Martin Chilton examines Woody Guthrie’s heartfelt, sex-packed novel House Of Earth, which has an introduction by Johnny Depp.
Where the novel dwells on his visions of adobe houses it feels dated and slow, but it has more to it than this. Guthrie was a great observer and his time in the Thirties roaming through the Dust Bowl states of Oklahoma and Texas (as John Steinbeck did) enabled him to write with a homespun authenticity, and a fine ear for dialect. His two main characters – hardscrabble farmers Tike and Ella May Hamlin – use the language of the time, and colloquialisms such as “don’t git hurried”, "shore cain't" and "goshamighty" abound.
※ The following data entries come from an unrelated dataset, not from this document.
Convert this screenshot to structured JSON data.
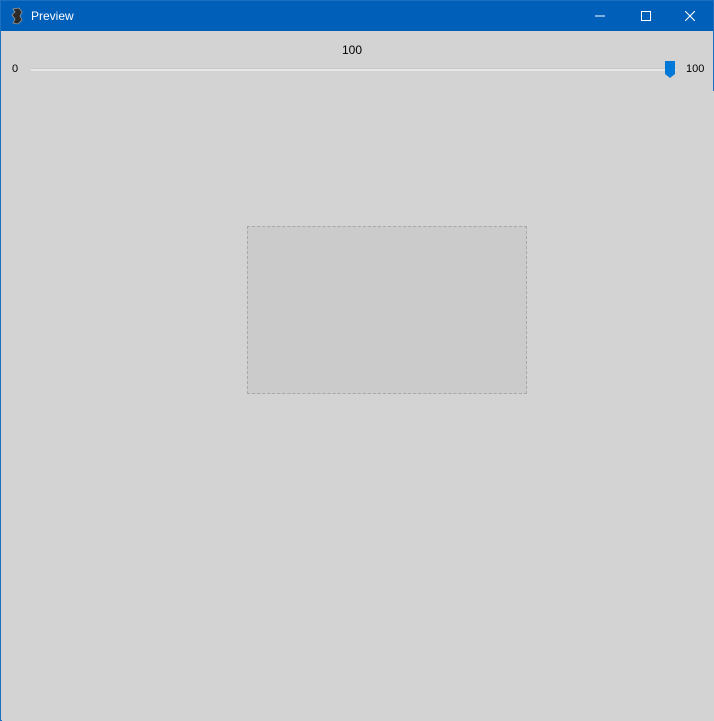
{
  "window": {
    "title": "Preview",
    "icon": "app-icon",
    "controls": [
      "minimize-icon",
      "maximize-icon",
      "close-icon"
    ]
  },
  "slider": {
    "value": "100",
    "min_label": "0",
    "max_label": "100",
    "value_fraction": 1.0
  },
  "colors": {
    "titlebar": "#005fb8",
    "background": "#d3d3d3",
    "accent": "#0078d7"
  }
}
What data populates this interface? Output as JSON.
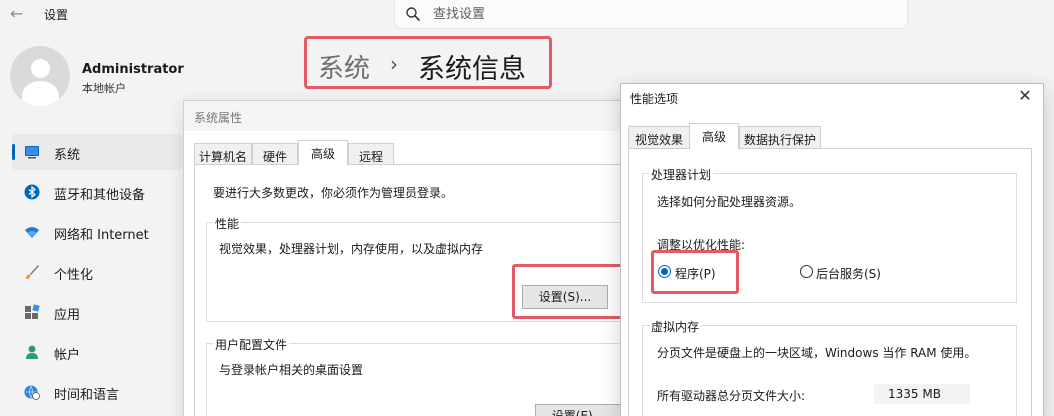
{
  "settings": {
    "title": "设置",
    "search": {
      "placeholder": "查找设置"
    },
    "user": {
      "name": "Administrator",
      "type": "本地帐户"
    },
    "nav": [
      {
        "label": "系统",
        "icon": "monitor-icon",
        "active": true
      },
      {
        "label": "蓝牙和其他设备",
        "icon": "bluetooth-icon"
      },
      {
        "label": "网络和 Internet",
        "icon": "wifi-icon"
      },
      {
        "label": "个性化",
        "icon": "brush-icon"
      },
      {
        "label": "应用",
        "icon": "apps-icon"
      },
      {
        "label": "帐户",
        "icon": "person-icon"
      },
      {
        "label": "时间和语言",
        "icon": "globe-clock-icon"
      }
    ],
    "breadcrumb": {
      "parent": "系统",
      "separator": "›",
      "current": "系统信息"
    }
  },
  "system_properties": {
    "title": "系统属性",
    "tabs": [
      "计算机名",
      "硬件",
      "高级",
      "远程"
    ],
    "active_tab": "高级",
    "admin_note": "要进行大多数更改，你必须作为管理员登录。",
    "performance": {
      "title": "性能",
      "description": "视觉效果，处理器计划，内存使用，以及虚拟内存",
      "button": "设置(S)..."
    },
    "user_profiles": {
      "title": "用户配置文件",
      "description": "与登录帐户相关的桌面设置",
      "button": "设置(E)..."
    }
  },
  "performance_options": {
    "title": "性能选项",
    "tabs": [
      "视觉效果",
      "高级",
      "数据执行保护"
    ],
    "active_tab": "高级",
    "processor_scheduling": {
      "title": "处理器计划",
      "description": "选择如何分配处理器资源。",
      "adjust_label": "调整以优化性能:",
      "options": [
        {
          "label": "程序(P)",
          "checked": true
        },
        {
          "label": "后台服务(S)",
          "checked": false
        }
      ]
    },
    "virtual_memory": {
      "title": "虚拟内存",
      "description": "分页文件是硬盘上的一块区域，Windows 当作 RAM 使用。",
      "total_label": "所有驱动器总分页文件大小:",
      "total_value": "1335 MB"
    }
  },
  "colors": {
    "highlight": "#e35a66",
    "accent": "#0067c0"
  }
}
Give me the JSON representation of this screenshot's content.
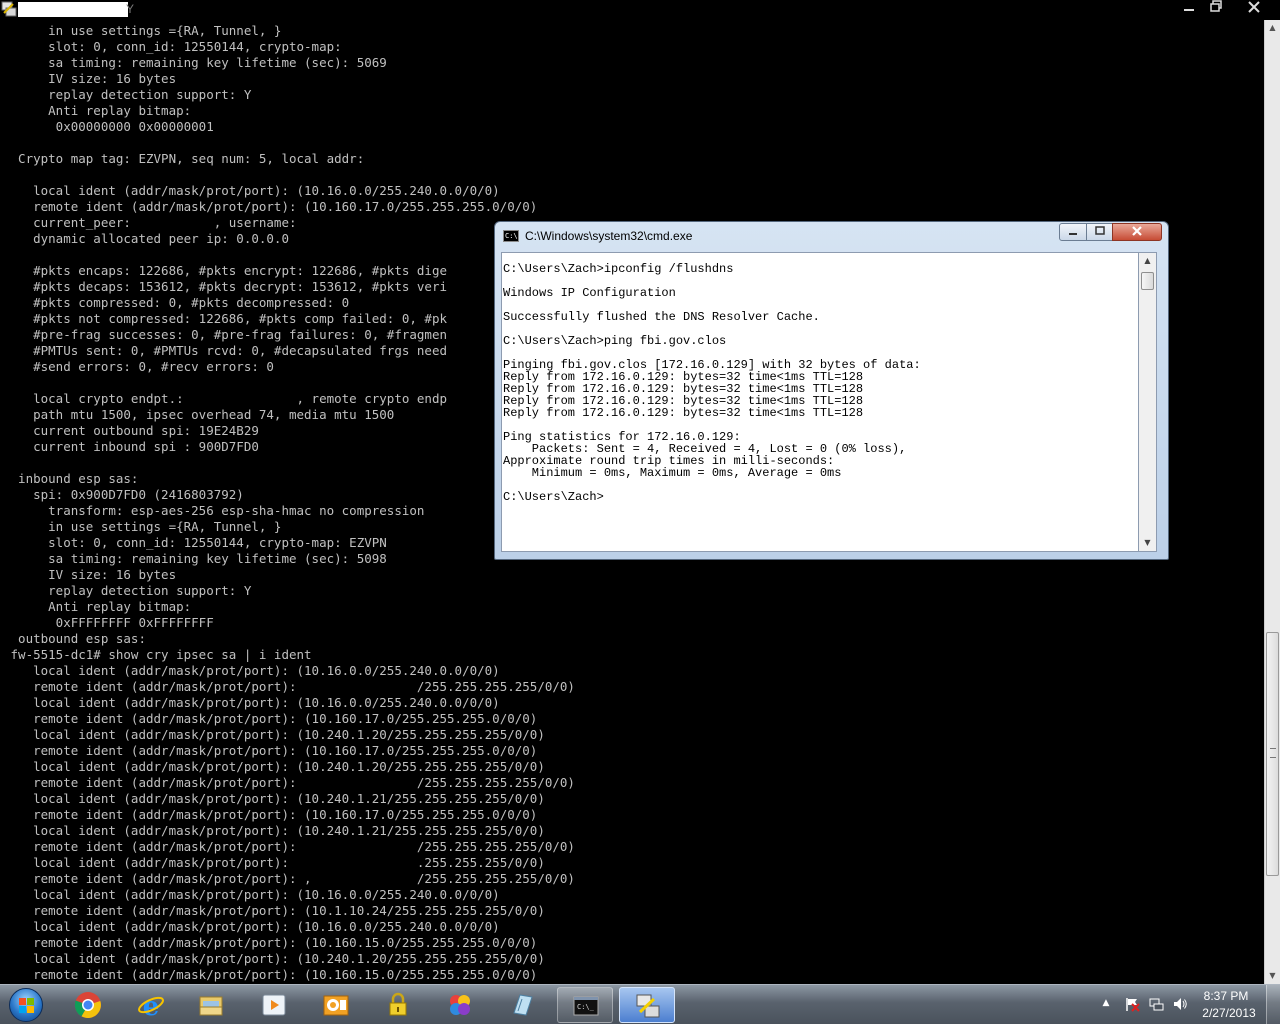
{
  "outer_window": {
    "title_tail": "Y",
    "terminal_lines": [
      "      in use settings ={RA, Tunnel, }",
      "      slot: 0, conn_id: 12550144, crypto-map:",
      "      sa timing: remaining key lifetime (sec): 5069",
      "      IV size: 16 bytes",
      "      replay detection support: Y",
      "      Anti replay bitmap:",
      "       0x00000000 0x00000001",
      "",
      "  Crypto map tag: EZVPN, seq num: 5, local addr:",
      "",
      "    local ident (addr/mask/prot/port): (10.16.0.0/255.240.0.0/0/0)",
      "    remote ident (addr/mask/prot/port): (10.160.17.0/255.255.255.0/0/0)",
      "    current_peer:           , username:",
      "    dynamic allocated peer ip: 0.0.0.0",
      "",
      "    #pkts encaps: 122686, #pkts encrypt: 122686, #pkts dige",
      "    #pkts decaps: 153612, #pkts decrypt: 153612, #pkts veri",
      "    #pkts compressed: 0, #pkts decompressed: 0",
      "    #pkts not compressed: 122686, #pkts comp failed: 0, #pk",
      "    #pre-frag successes: 0, #pre-frag failures: 0, #fragmen",
      "    #PMTUs sent: 0, #PMTUs rcvd: 0, #decapsulated frgs need",
      "    #send errors: 0, #recv errors: 0",
      "",
      "    local crypto endpt.:               , remote crypto endp",
      "    path mtu 1500, ipsec overhead 74, media mtu 1500",
      "    current outbound spi: 19E24B29",
      "    current inbound spi : 900D7FD0",
      "",
      "  inbound esp sas:",
      "    spi: 0x900D7FD0 (2416803792)",
      "      transform: esp-aes-256 esp-sha-hmac no compression",
      "      in use settings ={RA, Tunnel, }",
      "      slot: 0, conn_id: 12550144, crypto-map: EZVPN",
      "      sa timing: remaining key lifetime (sec): 5098",
      "      IV size: 16 bytes",
      "      replay detection support: Y",
      "      Anti replay bitmap:",
      "       0xFFFFFFFF 0xFFFFFFFF",
      "  outbound esp sas:",
      " fw-5515-dc1# show cry ipsec sa | i ident",
      "    local ident (addr/mask/prot/port): (10.16.0.0/255.240.0.0/0/0)",
      "    remote ident (addr/mask/prot/port):                /255.255.255.255/0/0)",
      "    local ident (addr/mask/prot/port): (10.16.0.0/255.240.0.0/0/0)",
      "    remote ident (addr/mask/prot/port): (10.160.17.0/255.255.255.0/0/0)",
      "    local ident (addr/mask/prot/port): (10.240.1.20/255.255.255.255/0/0)",
      "    remote ident (addr/mask/prot/port): (10.160.17.0/255.255.255.0/0/0)",
      "    local ident (addr/mask/prot/port): (10.240.1.20/255.255.255.255/0/0)",
      "    remote ident (addr/mask/prot/port):                /255.255.255.255/0/0)",
      "    local ident (addr/mask/prot/port): (10.240.1.21/255.255.255.255/0/0)",
      "    remote ident (addr/mask/prot/port): (10.160.17.0/255.255.255.0/0/0)",
      "    local ident (addr/mask/prot/port): (10.240.1.21/255.255.255.255/0/0)",
      "    remote ident (addr/mask/prot/port):                /255.255.255.255/0/0)",
      "    local ident (addr/mask/prot/port):                 .255.255.255/0/0)",
      "    remote ident (addr/mask/prot/port): ,              /255.255.255.255/0/0)",
      "    local ident (addr/mask/prot/port): (10.16.0.0/255.240.0.0/0/0)",
      "    remote ident (addr/mask/prot/port): (10.1.10.24/255.255.255.255/0/0)",
      "    local ident (addr/mask/prot/port): (10.16.0.0/255.240.0.0/0/0)",
      "    remote ident (addr/mask/prot/port): (10.160.15.0/255.255.255.0/0/0)",
      "    local ident (addr/mask/prot/port): (10.240.1.20/255.255.255.255/0/0)",
      "    remote ident (addr/mask/prot/port): (10.160.15.0/255.255.255.0/0/0)"
    ]
  },
  "cmd_window": {
    "title": "C:\\Windows\\system32\\cmd.exe",
    "lines": [
      {
        "text": "C:\\Users\\Zach>ipconfig /flushdns",
        "gap": false
      },
      {
        "text": "Windows IP Configuration",
        "gap": true
      },
      {
        "text": "Successfully flushed the DNS Resolver Cache.",
        "gap": true
      },
      {
        "text": "C:\\Users\\Zach>ping fbi.gov.clos",
        "gap": true
      },
      {
        "text": "Pinging fbi.gov.clos [172.16.0.129] with 32 bytes of data:",
        "gap": true
      },
      {
        "text": "Reply from 172.16.0.129: bytes=32 time<1ms TTL=128",
        "gap": false
      },
      {
        "text": "Reply from 172.16.0.129: bytes=32 time<1ms TTL=128",
        "gap": false
      },
      {
        "text": "Reply from 172.16.0.129: bytes=32 time<1ms TTL=128",
        "gap": false
      },
      {
        "text": "Reply from 172.16.0.129: bytes=32 time<1ms TTL=128",
        "gap": false
      },
      {
        "text": "Ping statistics for 172.16.0.129:",
        "gap": true
      },
      {
        "text": "    Packets: Sent = 4, Received = 4, Lost = 0 (0% loss),",
        "gap": false
      },
      {
        "text": "Approximate round trip times in milli-seconds:",
        "gap": false
      },
      {
        "text": "    Minimum = 0ms, Maximum = 0ms, Average = 0ms",
        "gap": false
      },
      {
        "text": "C:\\Users\\Zach>",
        "gap": true
      }
    ]
  },
  "taskbar": {
    "items": [
      {
        "name": "chrome",
        "icon": "chrome-icon",
        "state": "normal"
      },
      {
        "name": "internet-explorer",
        "icon": "internet-explorer-icon",
        "state": "normal"
      },
      {
        "name": "file-explorer",
        "icon": "folder-icon",
        "state": "normal"
      },
      {
        "name": "media-player",
        "icon": "media-player-icon",
        "state": "normal"
      },
      {
        "name": "outlook",
        "icon": "outlook-icon",
        "state": "normal"
      },
      {
        "name": "keychain",
        "icon": "lock-key-icon",
        "state": "normal"
      },
      {
        "name": "paint",
        "icon": "paint-palette-icon",
        "state": "normal"
      },
      {
        "name": "notepad",
        "icon": "notebook-icon",
        "state": "normal"
      },
      {
        "name": "cmd",
        "icon": "cmd-icon",
        "state": "open"
      },
      {
        "name": "putty",
        "icon": "putty-icon",
        "state": "active"
      }
    ],
    "tray": {
      "icons": [
        "action-center-flag-icon",
        "network-icon",
        "volume-icon"
      ],
      "time": "8:37 PM",
      "date": "2/27/2013"
    }
  },
  "colors": {
    "terminal_bg": "#000000",
    "terminal_fg": "#c0c0c0",
    "cmd_bg": "#ffffff",
    "cmd_fg": "#000000",
    "taskbar": "#59626d"
  }
}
House of Earth by Woody Guthrie (234pp, Fourth Estate)